As a practical matter, we can’t depend on a constitutional amendment to eliminate the electoral college. Amendments require ratification by three-quarters of the states, and enough small states think they benefit from the system that an amendment would never pass. Instead, it’s up to the Supreme Court — and a properly framed lawsuit — to do away with a system that not only never functioned as the framers intended but blatantly violates the court’s “one person, one vote” principle.


[The Electoral College’s] basic architecture flouts the principle that has defined elections for every other public office in the United States for the last 50 years: one person, one vote.

The Supreme Court established the principle in 1964, when it ruled that states cannot unevenly weight votes in choosing their officeholders. The 8-1 decision struck down a Georgia scheme that, much like the electoral college, gave voters in less-populated rural counties significantly greater power than voters in urban counties.

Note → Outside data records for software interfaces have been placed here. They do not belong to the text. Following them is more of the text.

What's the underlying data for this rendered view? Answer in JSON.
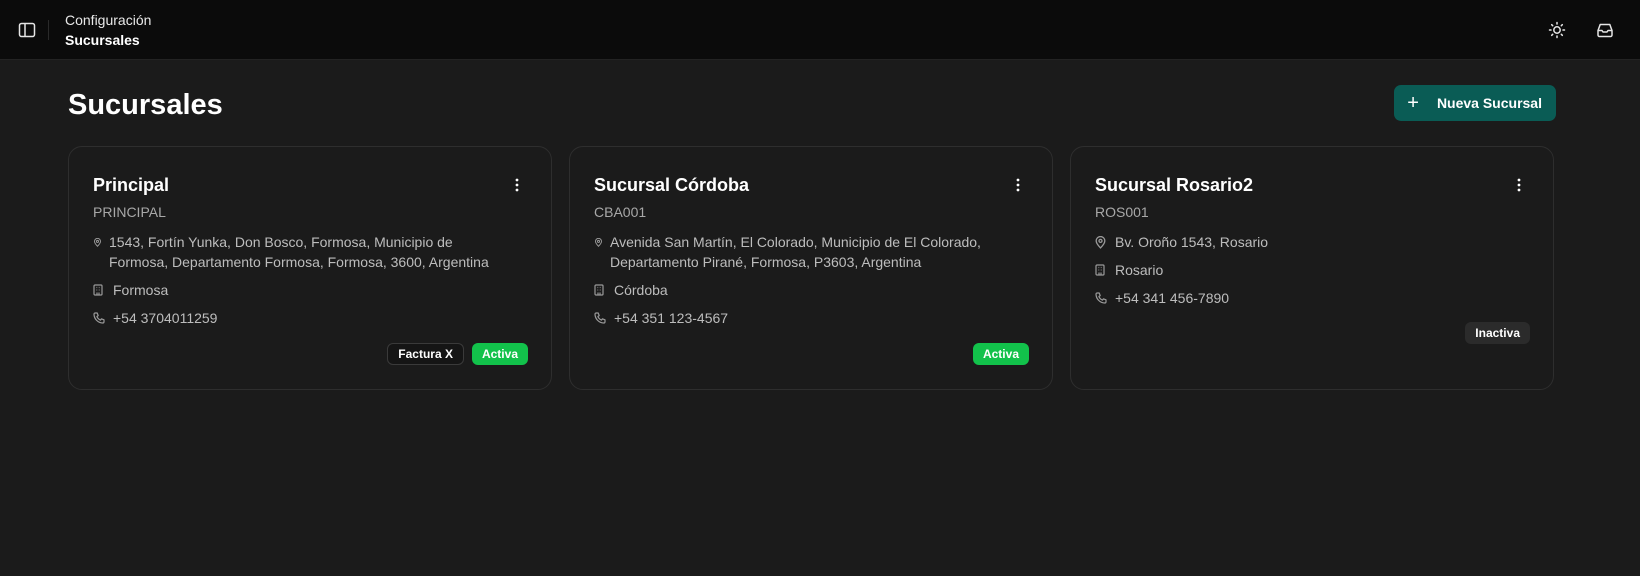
{
  "topbar": {
    "breadcrumb_parent": "Configuración",
    "breadcrumb_current": "Sucursales"
  },
  "page": {
    "title": "Sucursales",
    "new_button_label": "Nueva Sucursal"
  },
  "colors": {
    "accent": "#0a5c55",
    "active_badge": "#12c24b",
    "inactive_badge": "#2b2b2b"
  },
  "branches": [
    {
      "name": "Principal",
      "code": "PRINCIPAL",
      "address": "1543, Fortín Yunka, Don Bosco, Formosa, Municipio de Formosa, Departamento Formosa, Formosa, 3600, Argentina",
      "city": "Formosa",
      "phone": "+54 3704011259",
      "extra_badge": "Factura X",
      "status": "Activa"
    },
    {
      "name": "Sucursal Córdoba",
      "code": "CBA001",
      "address": "Avenida San Martín, El Colorado, Municipio de El Colorado, Departamento Pirané, Formosa, P3603, Argentina",
      "city": "Córdoba",
      "phone": "+54 351 123-4567",
      "status": "Activa"
    },
    {
      "name": "Sucursal Rosario2",
      "code": "ROS001",
      "address": "Bv. Oroño 1543, Rosario",
      "city": "Rosario",
      "phone": "+54 341 456-7890",
      "status": "Inactiva"
    }
  ]
}
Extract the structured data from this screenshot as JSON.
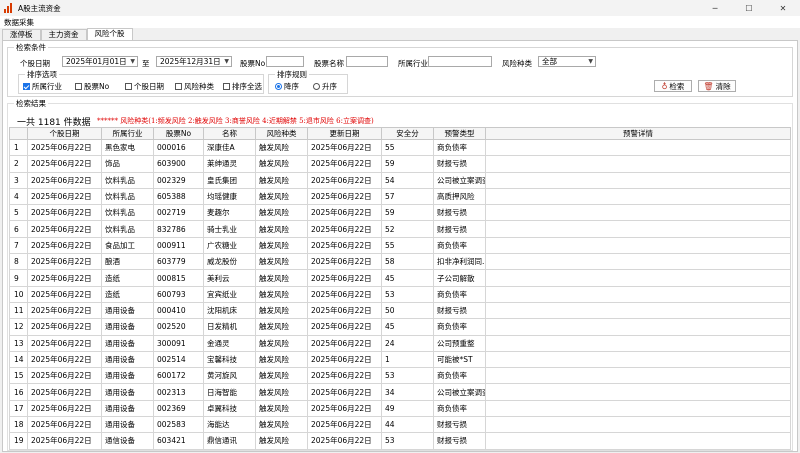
{
  "window": {
    "title": "A股主流资金",
    "minimize": "─",
    "maximize": "☐",
    "close": "✕",
    "icon": "bar-chart-icon"
  },
  "menu": {
    "label": "数据采集"
  },
  "tabs": [
    "涨停板",
    "主力资金",
    "风险个股"
  ],
  "search": {
    "group_title": "检索条件",
    "date_label": "个股日期",
    "date_from": "2025年01月01日",
    "to_label": "至",
    "date_to": "2025年12月31日",
    "code_label": "股票No",
    "code_value": "",
    "name_label": "股票名称",
    "name_value": "",
    "industry_label": "所属行业",
    "industry_value": "",
    "risk_label": "风险种类",
    "risk_value": "全部",
    "sort_options_title": "排序选项",
    "sort_options": [
      {
        "label": "所属行业",
        "checked": true
      },
      {
        "label": "股票No",
        "checked": false
      },
      {
        "label": "个股日期",
        "checked": false
      },
      {
        "label": "风险种类",
        "checked": false
      },
      {
        "label": "排序全选",
        "checked": false
      }
    ],
    "sort_rule_title": "排序规则",
    "sort_rules": [
      {
        "label": "降序",
        "checked": true
      },
      {
        "label": "升序",
        "checked": false
      }
    ],
    "search_button": "检索",
    "clear_button": "清除"
  },
  "results": {
    "group_title": "检索结果",
    "count_text": "一共 1181 件数据",
    "legend": "****** 风险种类(1:频发风险 2:触发风险 3:商誉风险 4:近期解禁 5:退市风险 6:立案调查)",
    "columns": [
      "",
      "个股日期",
      "所属行业",
      "股票No",
      "名称",
      "风险种类",
      "更新日期",
      "安全分",
      "预警类型",
      "预警详情"
    ],
    "rows": [
      [
        "1",
        "2025年06月22日",
        "黑色家电",
        "000016",
        "深康佳A",
        "触发风险",
        "2025年06月22日",
        "55",
        "商负债率",
        ""
      ],
      [
        "2",
        "2025年06月22日",
        "饰品",
        "603900",
        "莱绅通灵",
        "触发风险",
        "2025年06月22日",
        "59",
        "财报亏损",
        ""
      ],
      [
        "3",
        "2025年06月22日",
        "饮料乳品",
        "002329",
        "皇氏集团",
        "触发风险",
        "2025年06月22日",
        "54",
        "公司被立案调查",
        ""
      ],
      [
        "4",
        "2025年06月22日",
        "饮料乳品",
        "605388",
        "均瑶健康",
        "触发风险",
        "2025年06月22日",
        "57",
        "高质押风险",
        ""
      ],
      [
        "5",
        "2025年06月22日",
        "饮料乳品",
        "002719",
        "麦趣尔",
        "触发风险",
        "2025年06月22日",
        "59",
        "财报亏损",
        ""
      ],
      [
        "6",
        "2025年06月22日",
        "饮料乳品",
        "832786",
        "骑士乳业",
        "触发风险",
        "2025年06月22日",
        "52",
        "财报亏损",
        ""
      ],
      [
        "7",
        "2025年06月22日",
        "食品加工",
        "000911",
        "广农糖业",
        "触发风险",
        "2025年06月22日",
        "55",
        "商负债率",
        ""
      ],
      [
        "8",
        "2025年06月22日",
        "酿酒",
        "603779",
        "威龙股份",
        "触发风险",
        "2025年06月22日",
        "58",
        "扣非净利润同...",
        ""
      ],
      [
        "9",
        "2025年06月22日",
        "造纸",
        "000815",
        "美利云",
        "触发风险",
        "2025年06月22日",
        "45",
        "子公司解散",
        ""
      ],
      [
        "10",
        "2025年06月22日",
        "造纸",
        "600793",
        "宜宾纸业",
        "触发风险",
        "2025年06月22日",
        "53",
        "商负债率",
        ""
      ],
      [
        "11",
        "2025年06月22日",
        "通用设备",
        "000410",
        "沈阳机床",
        "触发风险",
        "2025年06月22日",
        "50",
        "财报亏损",
        ""
      ],
      [
        "12",
        "2025年06月22日",
        "通用设备",
        "002520",
        "日发精机",
        "触发风险",
        "2025年06月22日",
        "45",
        "商负债率",
        ""
      ],
      [
        "13",
        "2025年06月22日",
        "通用设备",
        "300091",
        "金通灵",
        "触发风险",
        "2025年06月22日",
        "24",
        "公司预重整",
        ""
      ],
      [
        "14",
        "2025年06月22日",
        "通用设备",
        "002514",
        "宝馨科技",
        "触发风险",
        "2025年06月22日",
        "1",
        "可能被*ST",
        ""
      ],
      [
        "15",
        "2025年06月22日",
        "通用设备",
        "600172",
        "黄河旋风",
        "触发风险",
        "2025年06月22日",
        "53",
        "商负债率",
        ""
      ],
      [
        "16",
        "2025年06月22日",
        "通用设备",
        "002313",
        "日海智能",
        "触发风险",
        "2025年06月22日",
        "34",
        "公司被立案调查",
        ""
      ],
      [
        "17",
        "2025年06月22日",
        "通用设备",
        "002369",
        "卓翼科技",
        "触发风险",
        "2025年06月22日",
        "49",
        "商负债率",
        ""
      ],
      [
        "18",
        "2025年06月22日",
        "通用设备",
        "002583",
        "海能达",
        "触发风险",
        "2025年06月22日",
        "44",
        "财报亏损",
        ""
      ],
      [
        "19",
        "2025年06月22日",
        "通信设备",
        "603421",
        "鼎信通讯",
        "触发风险",
        "2025年06月22日",
        "53",
        "财报亏损",
        ""
      ]
    ]
  }
}
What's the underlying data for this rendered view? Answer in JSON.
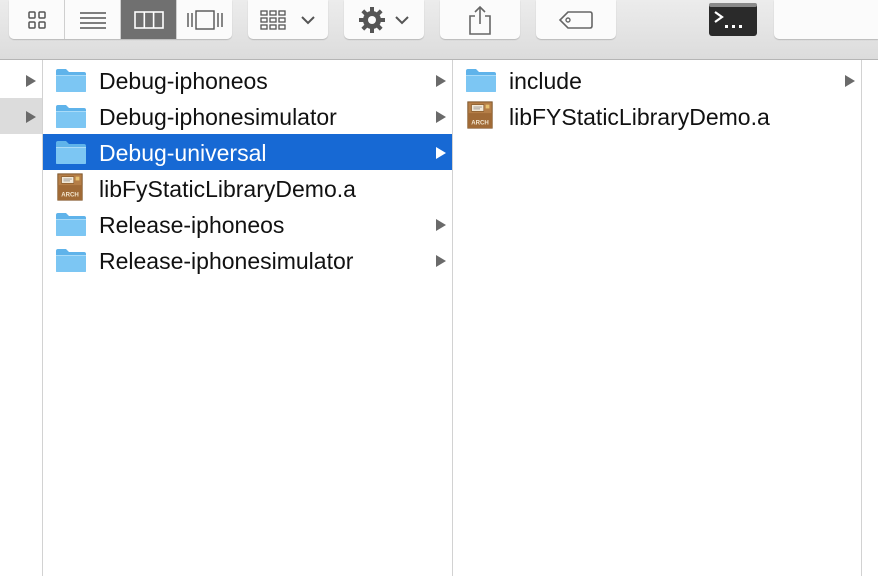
{
  "toolbar": {
    "view_buttons": [
      {
        "name": "icon-view",
        "icon": "grid-icon",
        "active": false
      },
      {
        "name": "list-view",
        "icon": "list-icon",
        "active": false
      },
      {
        "name": "column-view",
        "icon": "columns-icon",
        "active": true
      },
      {
        "name": "coverflow-view",
        "icon": "coverflow-icon",
        "active": false
      }
    ],
    "arrange_icon": "arrange-grid-icon",
    "action_icon": "gear-icon",
    "share_icon": "share-icon",
    "tag_icon": "tag-icon",
    "terminal_icon": "terminal-icon",
    "terminal_glyph": ">_"
  },
  "columns": {
    "col0": [
      {
        "label": "",
        "has_children": true,
        "selected": false
      },
      {
        "label": "",
        "has_children": true,
        "selected": "dim"
      }
    ],
    "col1": [
      {
        "label": "Debug-iphoneos",
        "type": "folder",
        "has_children": true,
        "selected": false
      },
      {
        "label": "Debug-iphonesimulator",
        "type": "folder",
        "has_children": true,
        "selected": false
      },
      {
        "label": "Debug-universal",
        "type": "folder",
        "has_children": true,
        "selected": true
      },
      {
        "label": "libFyStaticLibraryDemo.a",
        "type": "archive",
        "has_children": false,
        "selected": false
      },
      {
        "label": "Release-iphoneos",
        "type": "folder",
        "has_children": true,
        "selected": false
      },
      {
        "label": "Release-iphonesimulator",
        "type": "folder",
        "has_children": true,
        "selected": false
      }
    ],
    "col2": [
      {
        "label": "include",
        "type": "folder",
        "has_children": true,
        "selected": false
      },
      {
        "label": "libFYStaticLibraryDemo.a",
        "type": "archive",
        "has_children": false,
        "selected": false
      }
    ]
  },
  "archive_badge": "ARCH",
  "colors": {
    "selection": "#1769d4",
    "folder": "#6dbdf1",
    "archive": "#b4804a"
  }
}
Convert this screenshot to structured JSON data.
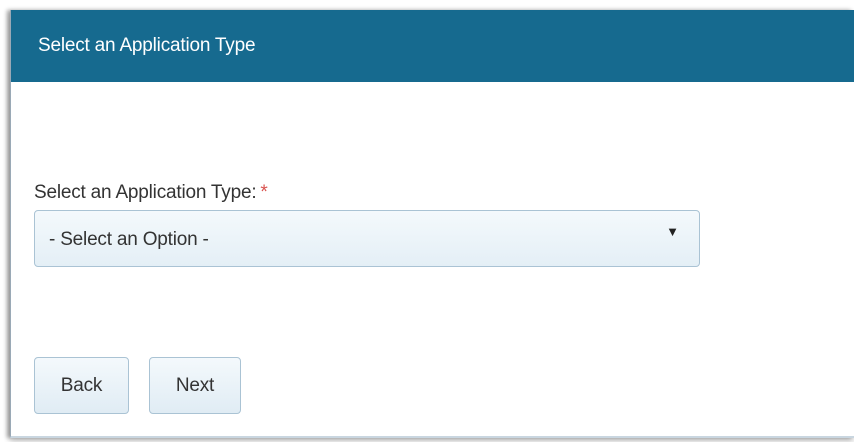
{
  "panel": {
    "title": "Select an Application Type"
  },
  "form": {
    "field_label": "Select an Application Type:",
    "required_marker": "*",
    "select": {
      "selected_value": "- Select an Option -",
      "icon": "caret-down-icon"
    }
  },
  "actions": {
    "back_label": "Back",
    "next_label": "Next"
  },
  "colors": {
    "header_bg": "#166a8f",
    "required": "#d9534f"
  }
}
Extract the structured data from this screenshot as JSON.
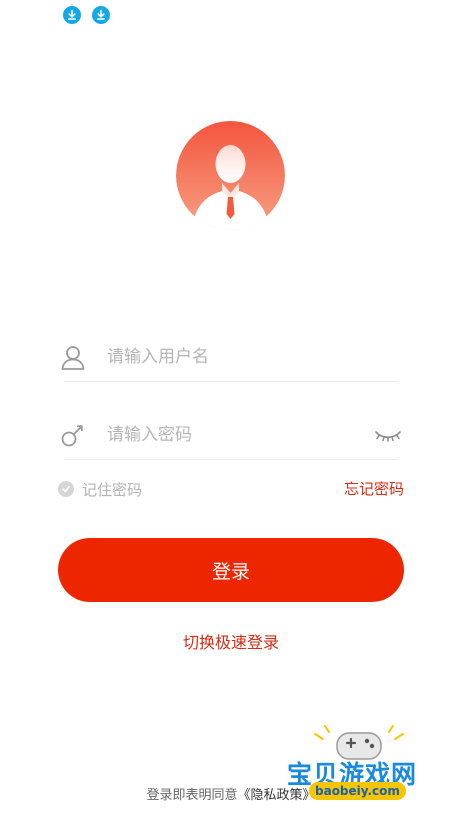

And in conclusion:

The electoral college is enshrined in the Constitution, but that doesn’t necessarily make it constitutional. The framers “knew times can blind us to certain truths and later generations can see that laws once thought necessary and proper in fact serve only to oppress,” Justice Anthony M. Kennedy wrote in nullifying anti-sodomy laws in Lawrence vs. Texas. “As the Constitution endures, persons in every generation can invoke its principles in their own search for greater freedom.”

I like this essay because (assuming it's not a parody) it's the pure unapologetic form of nonoriginalism:  Even something expressly set forth in the Constitution can be unconstitutional if annoying, inconvenient or ill-advised.  (Notably, Jost is not a crank; among other things, he's the author is the respected annual Supreme Court Yearbook, a resource I've assigned to students in the past). So it seems that nonoriginalists should ask themselves: is this approach wrong, and if so, how is is different from more academic versions of nonoriginalism?  And if it is right, is it not simply asking Justices to provide constitutional rules based on their own assessment of the best outcome?

As an aside, Jost's criticisms seem largely to miss the mark, or at least to conflate two (or three) separate problems with the electoral college.  His main constitutional complaint is that the system of electoral voting overweights the votes of less populous states.  That's true, of course (because electoral votes depend on a state's congressional delegation -- that is, its House delegation, apportioned by population, and its Senate delegation, always two regardless of population).  His main political complaint appears to be that Trump defeated Clinton despite Clinton's popular vote win.  That, however, has nothing to do with overweighting of less-populous states.  By my quick math (probably wrong but close enough), if electoral votes were allocated only on the size of a state's House delegation, Trump would have defeated Clinton 246-190.  

The electoral vote/popular vote disparity arises from states' decision to allocate electors on a winner-take-all basis (something not required by the Constitution nor prohibited by Jost's idea of one-person-one-vote).  Thus Jost's constitutional argument not only wouldn't get rid of the electoral college, it wouldn't reverse the outcome of the 2016 election.  All it would do is change the number of electors each state gets, in a usually meaningless way.

(Via Josh Blackman's Blog, where Professor Blackman argues that Jost's essay misstates the Supreme Court's one-person-one-vote precedents: Reynolds v. Sims Reaffirmed the Constitutionality of the Electoral College “Despite its Inherent Numerical Inequality”).